The dashboard and storytelling portal vendors, Domo, Board and Yellowfin are catering to executive audiences using collaboration and visualizations as their value. The challenge here is that they are still lacking functionality that will keep these important audiences engaged. So while their take is interesting, it may not be sustainable as visualization tools become increasingly commoditized.
Smart Analytics Vendors
Interesting vendors are the ones with suggestive and machine-intelligence technologies like BeyondCore and Watson Analytics, but Beyond IBM’s advertising, they have not yet caught the mainstream.
A Unique Point of View
What’s interesting about Gartner’s take on GoodData’s, is that we are helping enterprises and ISVs identify ways to securely deliver analytic value to under-served audiences. We call it unlocking the value of your data investments with our analytics distribution platform. We help service-centric industries like retailers, restaurants, hospitality, financial services, healthcare, life sciences, media and technology deliver tailored analytics to audiences with whom they work—their business units, stores, partners, customers, agents and providers. We bring analytics to people of any skill level through our guided experience, and we actually measure the engagement levels of users, so you know what they like. We treat every engagement like we are helping you build a data product - even if you don’t charge for it, it will still impact the bottom line.

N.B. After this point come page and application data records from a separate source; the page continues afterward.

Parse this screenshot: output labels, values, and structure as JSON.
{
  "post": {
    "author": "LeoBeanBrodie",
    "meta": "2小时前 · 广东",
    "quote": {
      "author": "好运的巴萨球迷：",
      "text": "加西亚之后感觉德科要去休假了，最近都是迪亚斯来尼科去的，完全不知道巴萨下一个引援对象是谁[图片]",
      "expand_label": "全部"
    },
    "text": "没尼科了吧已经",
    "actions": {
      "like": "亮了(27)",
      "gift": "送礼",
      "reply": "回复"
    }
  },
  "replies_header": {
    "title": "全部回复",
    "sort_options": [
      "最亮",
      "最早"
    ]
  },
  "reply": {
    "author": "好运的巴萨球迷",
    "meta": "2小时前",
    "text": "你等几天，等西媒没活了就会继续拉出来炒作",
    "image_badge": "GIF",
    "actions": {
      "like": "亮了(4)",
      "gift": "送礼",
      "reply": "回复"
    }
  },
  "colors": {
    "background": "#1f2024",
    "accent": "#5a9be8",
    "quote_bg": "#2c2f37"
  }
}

We have spent a lot of time helping the analyst community understand our point of view. Happily, they were listening, not only does Gartner understand it, but so does Forrester, where we were named a leader in both their Waves for Agile BI and Cloud BI and Analytics. But a favorite write up of mine is the recent note from Blue Hill Research on our customer success in unlocking the value of their data and impacting revenue. You can read it here.
Written by GoodData Author |